Ok, so the debate continues about what exactly it is that YTD lows in 10Y yields portend not just for Treasurys, but also for risk assets and for the global economy more generally.
Needless to say, the recent bond rally doesn’t seem to say anything good about the future of the reflation narrative that drove yields, the dollar, and U.S. equities all higher in tandem after the U.S. election.
Earlier today, we brought you some bullet points from Bloomberg’s Wes Goodman who outlines the case for a continuation of the Treasury rally in the face of calls for a retrace higher in yields.
Well, JPMorgan is out on Monday with a BTFD-ish note that will make you happy if you’re long risk and looking to get long-er-er or especially if you’re short Treasurys and licking your wounds. More below…

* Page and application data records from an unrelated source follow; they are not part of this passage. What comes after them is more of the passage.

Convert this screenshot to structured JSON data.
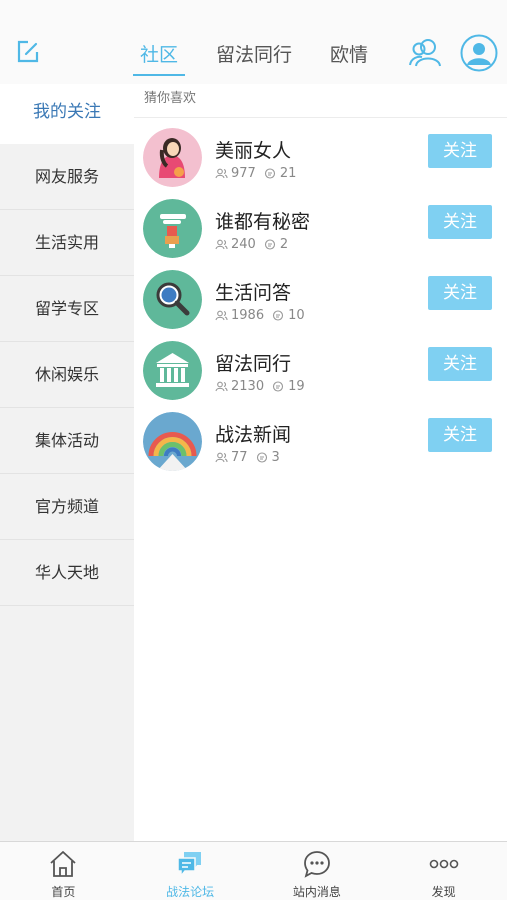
{
  "header": {
    "tabs": [
      {
        "label": "社区",
        "active": true
      },
      {
        "label": "留法同行",
        "active": false
      },
      {
        "label": "欧情",
        "active": false
      }
    ],
    "accent_color": "#4fb8e6"
  },
  "sidebar": {
    "items": [
      {
        "label": "我的关注",
        "active": true
      },
      {
        "label": "网友服务"
      },
      {
        "label": "生活实用"
      },
      {
        "label": "留学专区"
      },
      {
        "label": "休闲娱乐"
      },
      {
        "label": "集体活动"
      },
      {
        "label": "官方频道"
      },
      {
        "label": "华人天地"
      }
    ]
  },
  "main": {
    "section_title": "猜你喜欢",
    "follow_label": "关注",
    "forums": [
      {
        "name": "美丽女人",
        "members": "977",
        "posts": "21",
        "icon": "woman-portrait-icon"
      },
      {
        "name": "谁都有秘密",
        "members": "240",
        "posts": "2",
        "icon": "secret-box-icon"
      },
      {
        "name": "生活问答",
        "members": "1986",
        "posts": "10",
        "icon": "magnifier-icon"
      },
      {
        "name": "留法同行",
        "members": "2130",
        "posts": "19",
        "icon": "museum-icon"
      },
      {
        "name": "战法新闻",
        "members": "77",
        "posts": "3",
        "icon": "rainbow-icon"
      }
    ]
  },
  "bottom_nav": {
    "items": [
      {
        "label": "首页",
        "icon": "home-icon",
        "active": false
      },
      {
        "label": "战法论坛",
        "icon": "forum-chat-icon",
        "active": true
      },
      {
        "label": "站内消息",
        "icon": "message-bubble-icon",
        "active": false
      },
      {
        "label": "发现",
        "icon": "more-dots-icon",
        "active": false
      }
    ]
  }
}
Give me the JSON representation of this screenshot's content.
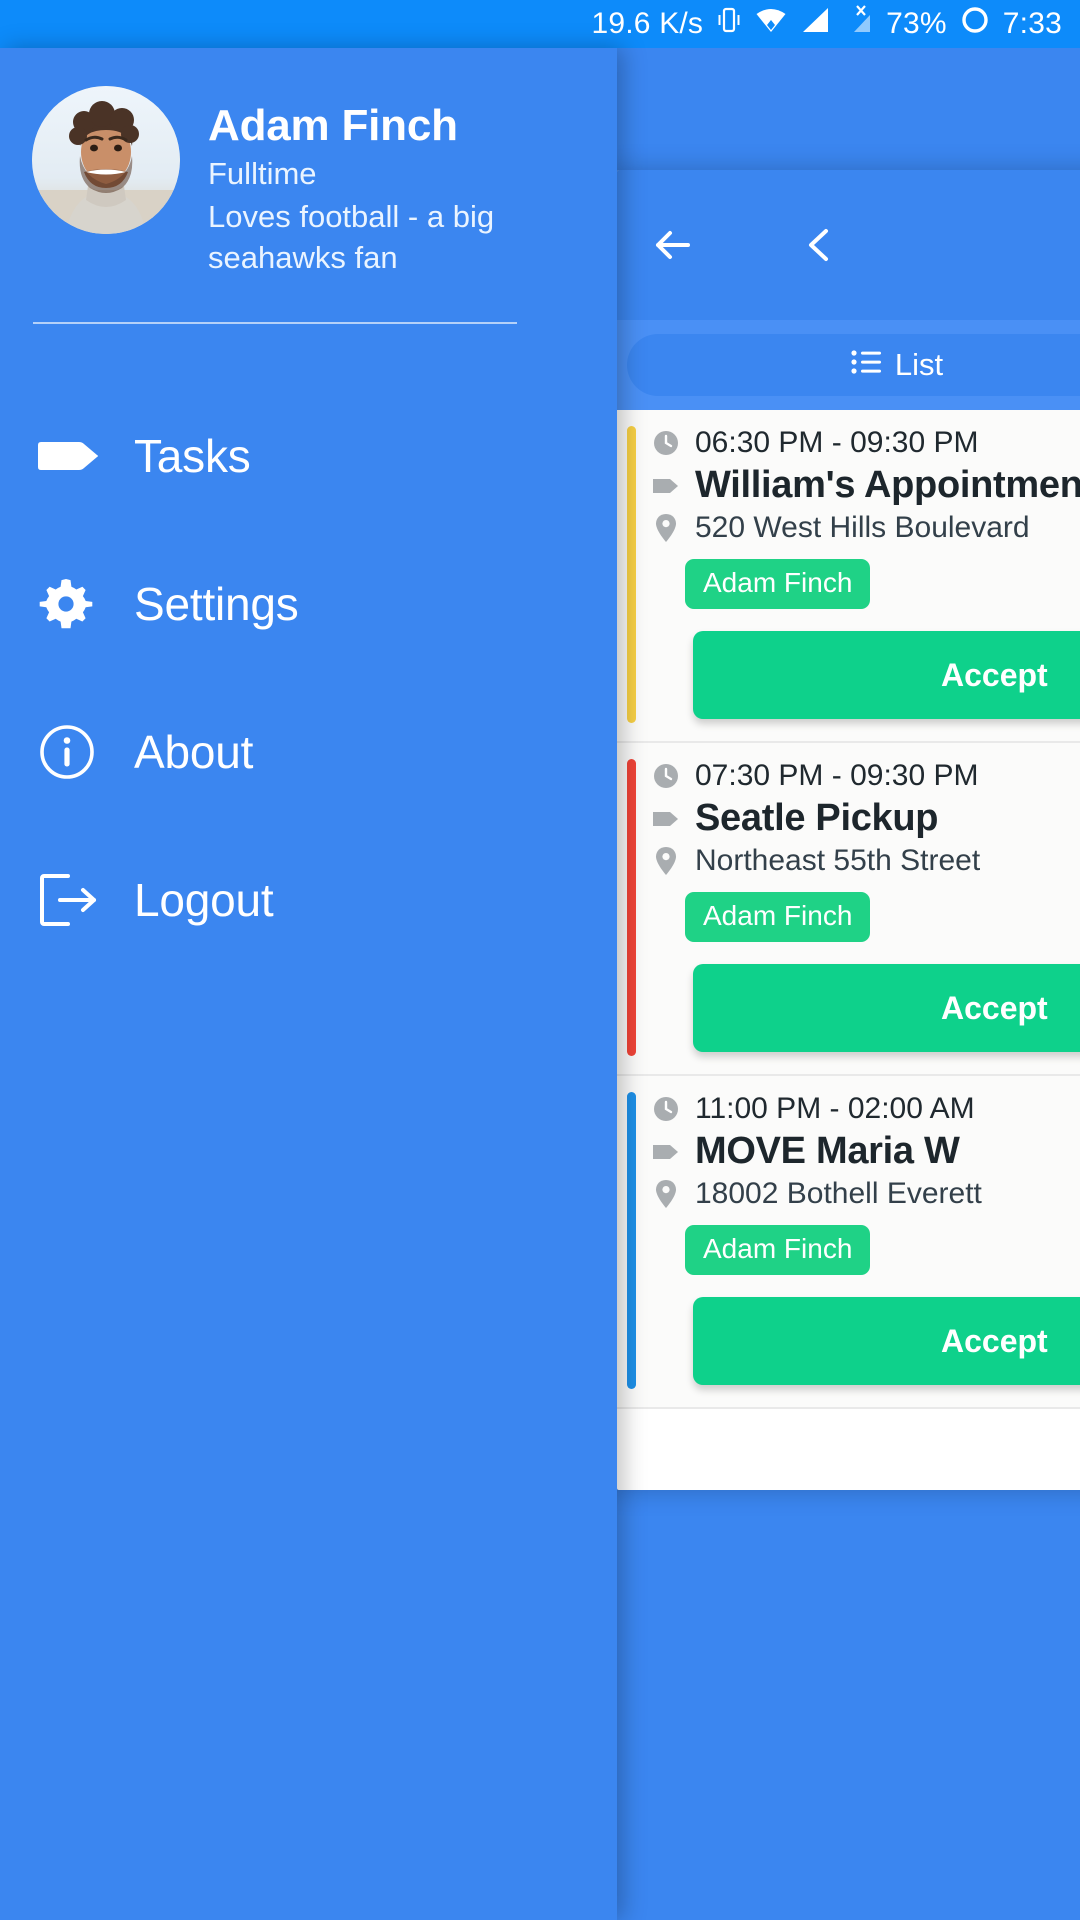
{
  "status_bar": {
    "network_speed": "19.6 K/s",
    "battery": "73%",
    "time": "7:33",
    "icons": [
      "vibrate-icon",
      "wifi-icon",
      "signal-icon",
      "signal-no-service-icon",
      "battery-circle-icon"
    ]
  },
  "drawer": {
    "profile": {
      "name": "Adam Finch",
      "role": "Fulltime",
      "bio": "Loves football - a big seahawks fan",
      "avatar_name": "profile-photo"
    },
    "items": [
      {
        "label": "Tasks",
        "icon": "tag-icon"
      },
      {
        "label": "Settings",
        "icon": "gear-icon"
      },
      {
        "label": "About",
        "icon": "info-circle-icon"
      },
      {
        "label": "Logout",
        "icon": "logout-icon"
      }
    ]
  },
  "app": {
    "toolbar": {
      "back_icon": "arrow-left-icon",
      "collapse_icon": "chevron-left-icon"
    },
    "tabs": {
      "list_label": "List",
      "list_icon": "list-icon"
    },
    "accept_label": "Accept",
    "tasks": [
      {
        "time": "06:30 PM - 09:30 PM",
        "title": "William's Appointment",
        "address": "520 West Hills Boulevard",
        "assignee": "Adam Finch",
        "accent_color": "#f7d046"
      },
      {
        "time": "07:30 PM - 09:30 PM",
        "title": "Seatle Pickup",
        "address": "Northeast 55th Street",
        "assignee": "Adam Finch",
        "accent_color": "#f04438"
      },
      {
        "time": "11:00 PM - 02:00 AM",
        "title": "MOVE Maria W",
        "address": "18002 Bothell Everett",
        "assignee": "Adam Finch",
        "accent_color": "#1e90e8"
      }
    ]
  },
  "colors": {
    "primary": "#3b86f0",
    "status_bar": "#0d8bfa",
    "accept_green": "#0ed18b",
    "chip_green": "#1fd286"
  }
}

Last week we closed our tactical consolidation call that we had held since May. SXXP has fallen 7% during the summer, bond yields have moved back to the bottom of their ytd range, the yield curve has flattened and investor sentiment has turned bearish.

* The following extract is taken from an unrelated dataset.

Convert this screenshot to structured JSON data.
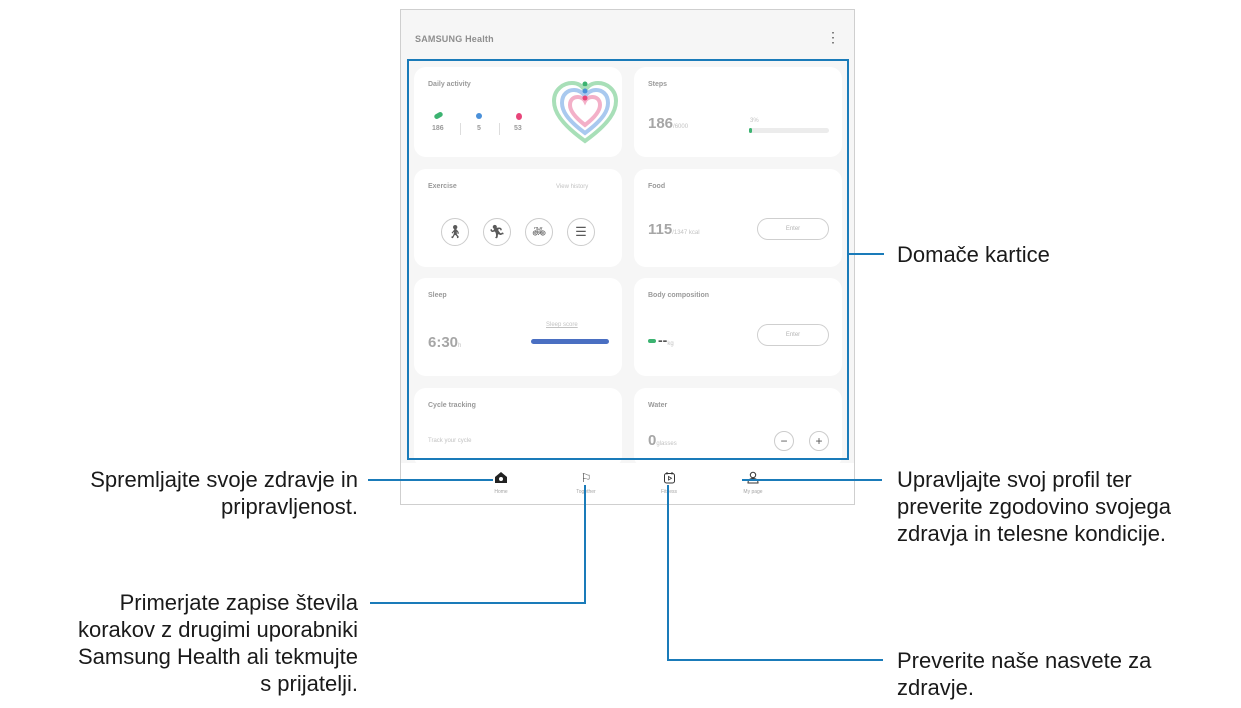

Admittedly, North Korea remains a wild card, but we now believe that one should use any weakness as a buying opportunity. In our view, a potential for a move up in bond yields, post the summer consolidation, should be one of the key catalysts for equities to advance into year-end.
Now, many argue that the recent fall in the US 10-year yield to 2% is a big warning sign, and that, as the bond market is “always right”, this move should be extrapolated. However, it was clearly wrong to extrapolate the rally in US yields towards 2.6% earlier in the year, and the same might hold in the current situation, too. We believe that one should be contrarian again and look for a bounce in bond yields into year-end.
A key positive development, we find, is the summer rebound in commodities. Copper is up 20%, oil is up 20% and iron ore is up 40% since Q2 lows. The JPM view is that commodity prices will remain firm in H2 as healthy global demand-supply balance and the weaker dollar provide support.
Higher commodity prices should, with a customary two- to three-month lag, lead to sequential stabilization in inflation prints. We note that inflation forwards have opened up a significant gap with commodity prices we expect this gap to start closing. In turn, the bottoming out in inflation metrics is one of the potential drivers of higher bond yields from the current depressed levels. The other support is the robust activity backdrop.
Finally, both the Fed and the ECB are expected to carry on with their plans to unwind / taper QE. Higher yields are supportive of Banks and Cyclicals trade.